Los Angeles officials probably have a few choice four-letter words for the online, app-driven car-for-hire services now being offered in the city, and none of them are “taxi.”
Alternatives to traditional taxicabs—Uber, Lyft and Sidecar—have arrived in Los Angeles with the temporary blessing of the state Public Utilities Commission (PUC), and been slapped with a cease and desist order by the city.
They took less than a day to defy the order. “If the city has a beef with the state of California, then maybe those two entities should talk,” Uber founder Travis Kalanick told the Huffington Post.

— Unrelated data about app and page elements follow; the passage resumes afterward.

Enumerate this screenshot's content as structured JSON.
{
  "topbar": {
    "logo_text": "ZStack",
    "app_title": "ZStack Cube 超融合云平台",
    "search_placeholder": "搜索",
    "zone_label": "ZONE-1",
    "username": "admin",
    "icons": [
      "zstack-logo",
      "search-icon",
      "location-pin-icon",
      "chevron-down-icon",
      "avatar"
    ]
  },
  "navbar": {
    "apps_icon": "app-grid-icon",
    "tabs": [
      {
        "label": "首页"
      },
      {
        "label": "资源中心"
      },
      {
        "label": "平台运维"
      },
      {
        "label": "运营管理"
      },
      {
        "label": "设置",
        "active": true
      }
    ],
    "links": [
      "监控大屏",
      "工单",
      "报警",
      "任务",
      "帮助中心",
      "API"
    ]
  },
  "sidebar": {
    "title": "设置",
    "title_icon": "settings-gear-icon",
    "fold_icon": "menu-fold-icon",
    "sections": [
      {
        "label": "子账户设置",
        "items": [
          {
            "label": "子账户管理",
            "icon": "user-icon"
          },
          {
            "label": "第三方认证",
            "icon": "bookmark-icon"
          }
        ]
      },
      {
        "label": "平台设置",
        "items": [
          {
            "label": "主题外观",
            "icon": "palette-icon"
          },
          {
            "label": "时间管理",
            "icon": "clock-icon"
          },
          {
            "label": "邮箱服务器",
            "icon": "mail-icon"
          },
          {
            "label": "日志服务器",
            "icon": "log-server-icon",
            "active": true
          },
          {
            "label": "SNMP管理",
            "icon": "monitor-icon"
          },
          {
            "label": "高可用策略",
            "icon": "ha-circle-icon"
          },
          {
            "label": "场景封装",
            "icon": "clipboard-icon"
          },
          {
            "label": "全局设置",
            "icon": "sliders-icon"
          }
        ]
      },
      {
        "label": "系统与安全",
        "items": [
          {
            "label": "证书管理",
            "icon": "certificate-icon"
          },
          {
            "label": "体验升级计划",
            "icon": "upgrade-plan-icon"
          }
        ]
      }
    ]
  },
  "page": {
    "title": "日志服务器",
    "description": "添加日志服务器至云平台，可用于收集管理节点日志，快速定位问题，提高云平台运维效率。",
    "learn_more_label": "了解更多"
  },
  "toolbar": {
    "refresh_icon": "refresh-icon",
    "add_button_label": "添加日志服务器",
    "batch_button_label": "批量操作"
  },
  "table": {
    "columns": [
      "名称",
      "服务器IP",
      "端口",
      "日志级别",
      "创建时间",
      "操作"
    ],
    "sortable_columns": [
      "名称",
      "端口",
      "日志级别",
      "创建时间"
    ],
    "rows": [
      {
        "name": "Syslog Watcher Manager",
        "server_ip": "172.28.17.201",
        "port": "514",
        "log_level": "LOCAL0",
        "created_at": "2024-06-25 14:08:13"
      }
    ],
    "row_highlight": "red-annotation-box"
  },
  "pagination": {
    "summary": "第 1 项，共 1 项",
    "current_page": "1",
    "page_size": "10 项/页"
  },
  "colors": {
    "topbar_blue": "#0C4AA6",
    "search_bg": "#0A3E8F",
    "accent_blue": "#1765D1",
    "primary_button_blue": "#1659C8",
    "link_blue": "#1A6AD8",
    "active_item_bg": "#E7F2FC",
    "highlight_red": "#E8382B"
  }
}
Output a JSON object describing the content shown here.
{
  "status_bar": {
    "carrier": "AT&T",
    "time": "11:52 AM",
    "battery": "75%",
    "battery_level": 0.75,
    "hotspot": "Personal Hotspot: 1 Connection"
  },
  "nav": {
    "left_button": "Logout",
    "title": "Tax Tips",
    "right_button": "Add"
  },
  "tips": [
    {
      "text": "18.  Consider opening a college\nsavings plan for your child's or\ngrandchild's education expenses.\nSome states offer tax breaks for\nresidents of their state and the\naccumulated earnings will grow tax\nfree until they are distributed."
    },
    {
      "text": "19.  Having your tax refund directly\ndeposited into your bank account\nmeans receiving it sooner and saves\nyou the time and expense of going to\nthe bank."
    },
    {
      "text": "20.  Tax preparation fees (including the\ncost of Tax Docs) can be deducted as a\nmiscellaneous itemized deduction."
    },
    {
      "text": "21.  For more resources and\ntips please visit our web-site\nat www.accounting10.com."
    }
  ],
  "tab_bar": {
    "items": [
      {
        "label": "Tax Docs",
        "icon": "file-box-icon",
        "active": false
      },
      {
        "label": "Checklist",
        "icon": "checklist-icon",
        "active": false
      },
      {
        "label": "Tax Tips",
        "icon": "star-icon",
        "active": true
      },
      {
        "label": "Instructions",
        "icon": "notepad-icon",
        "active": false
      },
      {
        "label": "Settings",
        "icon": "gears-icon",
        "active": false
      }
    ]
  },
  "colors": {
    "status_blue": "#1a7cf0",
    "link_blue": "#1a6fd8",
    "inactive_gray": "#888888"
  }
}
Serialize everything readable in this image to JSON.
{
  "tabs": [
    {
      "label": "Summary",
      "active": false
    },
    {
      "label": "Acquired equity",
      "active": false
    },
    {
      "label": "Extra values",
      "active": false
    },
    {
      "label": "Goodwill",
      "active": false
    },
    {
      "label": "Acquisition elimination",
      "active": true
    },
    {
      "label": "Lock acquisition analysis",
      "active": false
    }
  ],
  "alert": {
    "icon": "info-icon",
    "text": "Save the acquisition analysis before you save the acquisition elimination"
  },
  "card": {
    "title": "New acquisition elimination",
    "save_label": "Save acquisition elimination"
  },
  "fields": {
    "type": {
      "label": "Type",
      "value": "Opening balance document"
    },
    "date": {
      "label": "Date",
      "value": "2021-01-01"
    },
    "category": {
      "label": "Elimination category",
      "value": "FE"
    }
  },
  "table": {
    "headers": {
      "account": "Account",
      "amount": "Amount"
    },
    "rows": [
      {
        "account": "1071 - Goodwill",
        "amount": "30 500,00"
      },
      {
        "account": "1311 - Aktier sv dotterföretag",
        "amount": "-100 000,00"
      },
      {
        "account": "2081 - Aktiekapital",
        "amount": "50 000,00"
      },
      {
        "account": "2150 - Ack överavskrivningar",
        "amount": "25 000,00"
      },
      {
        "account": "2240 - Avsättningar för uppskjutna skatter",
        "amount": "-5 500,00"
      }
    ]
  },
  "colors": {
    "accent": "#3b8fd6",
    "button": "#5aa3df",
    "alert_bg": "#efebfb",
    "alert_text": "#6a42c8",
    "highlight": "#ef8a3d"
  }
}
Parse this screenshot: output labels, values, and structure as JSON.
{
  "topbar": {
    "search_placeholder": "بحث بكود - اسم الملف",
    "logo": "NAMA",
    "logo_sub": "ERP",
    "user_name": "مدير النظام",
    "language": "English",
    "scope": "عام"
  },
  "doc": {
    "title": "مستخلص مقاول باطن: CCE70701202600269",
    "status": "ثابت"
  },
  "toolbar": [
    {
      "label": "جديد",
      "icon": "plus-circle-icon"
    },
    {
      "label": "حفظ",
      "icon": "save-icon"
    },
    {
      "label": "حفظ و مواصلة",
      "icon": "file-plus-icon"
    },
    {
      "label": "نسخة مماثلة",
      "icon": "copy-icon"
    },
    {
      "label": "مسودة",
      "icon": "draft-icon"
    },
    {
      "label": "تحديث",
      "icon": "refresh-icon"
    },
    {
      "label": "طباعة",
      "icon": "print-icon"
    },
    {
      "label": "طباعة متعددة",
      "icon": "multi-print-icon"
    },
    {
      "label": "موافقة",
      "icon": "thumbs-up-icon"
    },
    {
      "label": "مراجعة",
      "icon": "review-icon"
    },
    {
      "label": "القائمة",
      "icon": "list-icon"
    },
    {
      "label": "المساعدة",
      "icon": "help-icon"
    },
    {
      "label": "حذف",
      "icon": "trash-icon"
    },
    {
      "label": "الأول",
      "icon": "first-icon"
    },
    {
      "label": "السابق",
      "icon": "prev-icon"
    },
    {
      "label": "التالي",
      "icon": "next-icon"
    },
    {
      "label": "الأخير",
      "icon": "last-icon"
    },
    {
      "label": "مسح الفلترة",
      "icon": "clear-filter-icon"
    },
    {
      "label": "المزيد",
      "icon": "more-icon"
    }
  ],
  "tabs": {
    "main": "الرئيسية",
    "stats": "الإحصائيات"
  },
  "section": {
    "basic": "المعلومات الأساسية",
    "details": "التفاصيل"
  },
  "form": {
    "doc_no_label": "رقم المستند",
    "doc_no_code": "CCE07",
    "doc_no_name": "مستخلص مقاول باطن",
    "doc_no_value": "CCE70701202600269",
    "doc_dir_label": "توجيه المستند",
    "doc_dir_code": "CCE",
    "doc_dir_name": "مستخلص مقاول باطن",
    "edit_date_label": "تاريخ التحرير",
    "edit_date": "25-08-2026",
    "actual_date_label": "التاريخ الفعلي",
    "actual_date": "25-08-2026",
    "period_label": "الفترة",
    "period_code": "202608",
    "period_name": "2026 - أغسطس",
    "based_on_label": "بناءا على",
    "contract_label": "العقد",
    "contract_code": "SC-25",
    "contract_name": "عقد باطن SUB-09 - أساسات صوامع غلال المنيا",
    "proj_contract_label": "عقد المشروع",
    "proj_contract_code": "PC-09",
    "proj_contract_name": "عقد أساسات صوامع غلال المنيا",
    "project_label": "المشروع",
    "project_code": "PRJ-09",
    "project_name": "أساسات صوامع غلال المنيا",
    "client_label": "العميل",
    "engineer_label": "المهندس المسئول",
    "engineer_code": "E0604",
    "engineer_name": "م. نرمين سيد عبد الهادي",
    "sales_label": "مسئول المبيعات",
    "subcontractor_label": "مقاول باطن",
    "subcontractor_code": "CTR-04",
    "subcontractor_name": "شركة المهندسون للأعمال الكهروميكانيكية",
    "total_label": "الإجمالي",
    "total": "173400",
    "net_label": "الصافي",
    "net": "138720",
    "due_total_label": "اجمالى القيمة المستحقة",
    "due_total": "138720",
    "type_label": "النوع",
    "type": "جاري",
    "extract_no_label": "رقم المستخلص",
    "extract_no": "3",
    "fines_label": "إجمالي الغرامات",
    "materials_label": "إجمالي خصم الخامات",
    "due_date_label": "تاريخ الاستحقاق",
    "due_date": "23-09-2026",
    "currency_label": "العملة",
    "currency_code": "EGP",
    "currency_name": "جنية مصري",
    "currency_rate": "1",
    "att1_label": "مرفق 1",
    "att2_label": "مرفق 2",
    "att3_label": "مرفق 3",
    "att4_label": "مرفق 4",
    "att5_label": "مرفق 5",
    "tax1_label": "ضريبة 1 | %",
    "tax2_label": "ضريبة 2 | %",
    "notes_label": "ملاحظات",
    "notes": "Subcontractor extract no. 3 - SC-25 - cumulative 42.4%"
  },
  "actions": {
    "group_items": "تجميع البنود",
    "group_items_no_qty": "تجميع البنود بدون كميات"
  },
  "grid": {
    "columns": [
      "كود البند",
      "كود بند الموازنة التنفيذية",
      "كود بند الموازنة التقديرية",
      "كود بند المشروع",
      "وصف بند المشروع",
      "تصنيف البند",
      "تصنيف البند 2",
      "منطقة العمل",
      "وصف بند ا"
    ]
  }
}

The companies argue that that they have been given permission by the PUC to operate statewide while permanent ways to regulate the fledgling transportation business are considered. Los Angeles officials think the PUC is allowing them to operate as long as they don’t violate local laws, which it alleges they have.
“Due to the fact that your company has no permits or license to transport passengers for hire, in the interest of public safety, [company name], including all of its agents and contractors, is hereby directed to cease and desist from picking up passengers within the City of Los Angeles,” L.A. taxicab administrator Thomas Drischler wrote in letters delivered Monday.
The city threatened to arrest the drivers and impound their vehicles if they keep operating.
Uber, Lyft and Sidecar and startups like them use variations on a common theme: Hailing a cab with a smartphone app is much faster than waiting for a cab service to dispatch someone from its fleet. Uber essentially allows all legitimate cabbies who already have permits on its network of available taxis, while Lyft and SideCar employ the questionable practice of letting any drivers plugged into their networks pick up customers in exchange for a “voluntary donation.”
All three have loyal followings in San Francisco, where they established a presence while battling traditional taxi services, City Hall and the PUC. Last October, the agency fined the companies and slapped them with cease-and-desist orders while it pondered its next step.
Its next step was to drop the fines and the desist orders as it considers how to regulate rates, insurance, safety, reliability and fairness for the startups while not illegally impairing the application of new technology.
Uber is the most widespread of the three companies, with a California presence in Los Angeles, San Francisco, San Diego, Orange County and Napa. Nationally, it’s in New York, Boston, Chicago, Washington D.C., Denver, Atlanta and more.
An administrative law judge is expected to propose statewide regulations by July 9 which wouldn’t be considered by the PUC before August 15.